Guilt and grief surrounded a newly widowed character. She felt burdened and was hiding a guilty secret. All was not as it seemed.
The Nurse by Valerie Keogh is an absolutely marvellous contemporary psychological thriller that I just could not put down.
Valerie Keogh is a fantastic author who draws you into the world of The Nurse with her words. Whilst of questionable motives, the lead character is likable, realistic and elicits feelings of sympathy from the reader. I could recognize myself in her as a child, suffering at the hands of the school bully. We feel shock and horror at the event that left her alone at aged just sixteen.
The leading lady is a blend of vulnerable yet strong; empathetic and downright evil. She seems to have second sight into the character of people but at the crucial moment, it lets her down.
We see the devastation that loss leaves – a character is frozen in time; another sees his daughter everywhere he looks.
Our responses to characters are guided by Valerie Keogh’s marvellous pen. I found it surprising when I did a complete u-turn in my response to a character!
The Librarian by Valerie Keogh is a thrilling contemporary suspense that entertained me as my pulse rose. It is definitely not a book to be read alone on a dark night or you will be awake listening to every creak and groan!
The past is a dreadful place to inhabit – ten years of guilt tormenting a character who cannot quite get past one night that haunts her memory.
Full descriptions create an eerie atmosphere that plunge the reader, along with the characters, into a nightmare as a life seems to be spiraling out of control. It seems that trouble is following and messing with a mind that is already disquieted.
We see the bond of sisterhood between sisters and friends as they support each other through troubling seasons.
London, though huge, can be very lonely and is a place where no one will hear you scream.
The Widow by Valerie Keogh is a totally gripping contemporary psychological thriller that I could not put down.
As the novel opens we ‘hear’ the perpetrator but do not know who it is. Throughout the novel this voice is interspersed with the narrative. We learn of the motivation for past actions as we cling on to the roller coaster ride into the future.
We witness the damage and devastation that ambition can do. It is a terrible master. When pound signs dangle in front of eyes, actions will never be good.

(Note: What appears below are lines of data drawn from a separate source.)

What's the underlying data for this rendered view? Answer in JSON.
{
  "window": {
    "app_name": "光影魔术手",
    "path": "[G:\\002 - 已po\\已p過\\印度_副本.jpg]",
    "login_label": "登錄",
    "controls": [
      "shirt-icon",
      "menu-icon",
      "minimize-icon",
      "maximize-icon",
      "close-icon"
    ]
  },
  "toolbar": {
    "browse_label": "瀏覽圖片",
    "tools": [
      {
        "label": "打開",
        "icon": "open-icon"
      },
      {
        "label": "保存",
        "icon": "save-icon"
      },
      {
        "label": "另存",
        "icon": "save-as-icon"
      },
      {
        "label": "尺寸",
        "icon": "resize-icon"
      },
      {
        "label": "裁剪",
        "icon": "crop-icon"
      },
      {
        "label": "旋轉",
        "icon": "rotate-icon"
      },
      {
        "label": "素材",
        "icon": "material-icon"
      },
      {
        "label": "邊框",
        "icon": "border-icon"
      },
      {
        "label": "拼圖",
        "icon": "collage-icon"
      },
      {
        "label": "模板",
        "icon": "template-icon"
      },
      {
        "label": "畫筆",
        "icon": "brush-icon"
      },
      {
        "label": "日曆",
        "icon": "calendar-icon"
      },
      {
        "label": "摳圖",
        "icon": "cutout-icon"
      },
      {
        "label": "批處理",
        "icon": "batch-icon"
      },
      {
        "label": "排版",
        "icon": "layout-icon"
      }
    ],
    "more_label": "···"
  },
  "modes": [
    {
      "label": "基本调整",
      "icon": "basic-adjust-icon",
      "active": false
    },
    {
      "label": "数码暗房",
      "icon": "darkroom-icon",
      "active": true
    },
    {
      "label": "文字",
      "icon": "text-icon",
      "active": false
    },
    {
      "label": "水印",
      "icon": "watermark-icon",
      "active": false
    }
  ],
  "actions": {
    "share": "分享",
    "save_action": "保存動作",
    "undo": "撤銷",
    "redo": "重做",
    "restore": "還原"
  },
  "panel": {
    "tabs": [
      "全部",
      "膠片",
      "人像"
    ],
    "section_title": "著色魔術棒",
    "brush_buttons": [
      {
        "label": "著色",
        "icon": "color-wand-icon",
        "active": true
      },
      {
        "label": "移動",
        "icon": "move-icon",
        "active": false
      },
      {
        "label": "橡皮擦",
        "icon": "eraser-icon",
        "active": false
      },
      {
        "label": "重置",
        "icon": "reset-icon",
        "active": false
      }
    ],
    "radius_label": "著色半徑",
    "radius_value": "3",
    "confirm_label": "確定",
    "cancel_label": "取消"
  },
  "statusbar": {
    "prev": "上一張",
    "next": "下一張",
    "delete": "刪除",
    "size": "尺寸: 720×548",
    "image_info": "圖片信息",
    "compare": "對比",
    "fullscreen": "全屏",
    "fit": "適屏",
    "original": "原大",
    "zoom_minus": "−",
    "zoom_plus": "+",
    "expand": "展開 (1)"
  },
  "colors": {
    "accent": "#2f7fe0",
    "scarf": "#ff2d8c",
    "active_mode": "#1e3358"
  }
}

There is the motif of prisons. Many characters, though physically free, have been imprisoned mentally for years. They walled themselves up brick by brick.
On the opposite side of the coin, there is love. The book is ultimately a search to be loved and to belong. Isolation may protect but love is far better.